Microsoft Releases Money in Excel, Plus a Stock History Beta
Microsoft announced a couple of notable Excel features this month for people who keep track of financial matters.
Microsoft on Monday announced the U.S. launch of Money in Excel, which lets users of Microsoft 365 Personal or Microsoft 365 Family products pull their financial information into spreadsheets and charts. In addition, last week Microsoft announced a beta preview release of Stock History in Excel for Microsoft 365 subscribers.
Money in Excel
Once it's set up, Money in Excel can receive data from "bank, credit card, investment and loan accounts," Microsoft's announcement explained.
This template for Excel is notable for offering a graphic "snapshot" view of spending month over month, and it'll send alerts on "increases in your subscription fees, changes in bank and overdraft charges, or any big purchases that were posted during the month." It's also possible to add customized spending categories on top of what's included in Money in Excel.

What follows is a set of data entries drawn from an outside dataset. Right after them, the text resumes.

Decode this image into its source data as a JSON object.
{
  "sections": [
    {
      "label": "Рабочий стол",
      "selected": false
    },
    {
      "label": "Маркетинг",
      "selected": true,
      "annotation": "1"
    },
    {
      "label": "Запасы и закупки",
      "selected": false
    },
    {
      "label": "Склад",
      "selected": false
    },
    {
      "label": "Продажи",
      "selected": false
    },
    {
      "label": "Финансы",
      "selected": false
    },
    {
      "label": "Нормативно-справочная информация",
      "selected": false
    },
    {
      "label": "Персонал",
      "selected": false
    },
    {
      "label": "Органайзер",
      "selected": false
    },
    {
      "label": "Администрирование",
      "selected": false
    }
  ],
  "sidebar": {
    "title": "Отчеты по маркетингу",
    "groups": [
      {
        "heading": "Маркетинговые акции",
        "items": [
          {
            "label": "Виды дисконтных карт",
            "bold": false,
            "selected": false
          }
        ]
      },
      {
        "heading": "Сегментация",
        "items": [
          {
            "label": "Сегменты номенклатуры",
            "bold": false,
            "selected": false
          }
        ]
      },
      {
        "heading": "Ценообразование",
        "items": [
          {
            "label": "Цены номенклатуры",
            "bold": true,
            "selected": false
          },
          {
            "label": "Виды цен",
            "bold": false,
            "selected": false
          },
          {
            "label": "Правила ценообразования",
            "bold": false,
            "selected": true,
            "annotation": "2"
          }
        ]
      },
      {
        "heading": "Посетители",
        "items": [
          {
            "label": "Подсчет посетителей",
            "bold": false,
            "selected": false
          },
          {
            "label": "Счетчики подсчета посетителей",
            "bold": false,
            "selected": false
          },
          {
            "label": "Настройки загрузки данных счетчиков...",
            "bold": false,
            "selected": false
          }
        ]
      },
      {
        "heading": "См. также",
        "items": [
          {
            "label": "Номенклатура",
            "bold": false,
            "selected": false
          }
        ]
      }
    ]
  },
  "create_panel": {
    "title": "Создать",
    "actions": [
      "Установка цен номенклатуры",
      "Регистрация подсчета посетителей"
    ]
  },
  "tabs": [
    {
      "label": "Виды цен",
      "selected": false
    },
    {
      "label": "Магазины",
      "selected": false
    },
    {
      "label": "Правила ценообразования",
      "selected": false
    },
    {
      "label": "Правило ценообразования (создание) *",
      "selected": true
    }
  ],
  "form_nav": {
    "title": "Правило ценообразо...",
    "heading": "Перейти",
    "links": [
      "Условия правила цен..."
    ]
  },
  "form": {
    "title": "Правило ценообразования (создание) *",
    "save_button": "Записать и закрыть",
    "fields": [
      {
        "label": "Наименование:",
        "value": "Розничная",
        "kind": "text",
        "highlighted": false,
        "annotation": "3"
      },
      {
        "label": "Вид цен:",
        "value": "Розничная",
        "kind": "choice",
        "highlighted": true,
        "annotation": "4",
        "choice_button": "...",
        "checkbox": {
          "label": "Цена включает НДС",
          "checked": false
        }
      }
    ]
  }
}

Money in Excel is currently just supported in the U.S. market, according to a Microsoft FAQ, but a worldwide expansion is planned. It works on the Mac (macOS version 10.9 or newer) or PC (Windows 10 version 1903 or newer) platforms, as well as Excel for the Web (a browser-based application).
Money in Excel is described as an Excel "template or add-in" that needs to get downloaded for use in the Excel spreadsheet program (the download page can be found here). In addition, users need to get a "third-party plugin" from Plaid, which is Microsoft's partner on the Money in Excel feature. The Plaid plug-in is used to connect to a user's financial information.
The announcement indicated that "Plaid currently supports most major U.S. financial institutions." Oddly, users will have to agree that Plaid has access to their financial data, according to the FAQ:
After granting permission for Plaid to connect a financial account with Money in Excel, Plaid will have access to the account's balances, transaction history, and associated account information, like owner name and address. Plaid will not have access to your Microsoft 365 login credentials.
Microsoft claims in the FAQ to just use your financial information in Money in Excel to improve the service:
We do not sell or trade your data. We do collect it and provide it to you to meet your personal finance needs and improve how Money in Excel works.
The FAQ added that "there may be occasions when Money in Excel engineers will need to look at anonymized data to fix a problem or to train our technology to be more accurate."
Stock History Beta
The Stock History feature for Excel is available for Office 365 beta testers. About half of Microsoft 365 subscribers currently have access to it, according to Microsoft's announcement.
Stock History is an Excel function that provides access to historical data on stocks, funds, bonds and currency. The data can get refreshed, too. Users also can show the data in charts and graphs, if wanted.
Stock History gets used from the Function field of Excel as "STOCKHISTORY." Users can add parameters to it, such as a stock-ticker abbreviation, a start date, end date and interval for getting the data (such as daily, weekly or monthly). There also are some formatting options, including the ability to display the high and low values of a stock.
The Stock History feature by default uses NASDAQ, but it's possible to specify a data type and use a different stock exchange. Microsoft lists the supported stock exchanges at this page, which also explains that there are some time delays on the non-NASDAQ pricing reports:
Prices are real-time for all trades executed on Nasdaq exchanges. Prices are delayed for all trades executed on other exchanges as per the above table.
Microsoft pulls the stock information with the help of Refinitiv, a financial market data provider. Last year, Refinitiv announced its acquisition by the London Stock Exchange Group, a "consortium of investment funds affiliated with Blackstone as well as Thompson Reuters," for about $27 billion.
In addition to these recently added Excel features, Microsoft generally has been making Excel become a more dynamically updated information-based service via its data types additions to the product. Ideas on where Excel data types may be heading are described in this recent article by Microsoft Most Valuable Professional Brien Posey.
About the Author
Kurt Mackie is senior news producer for 1105 Media's Converge360 group.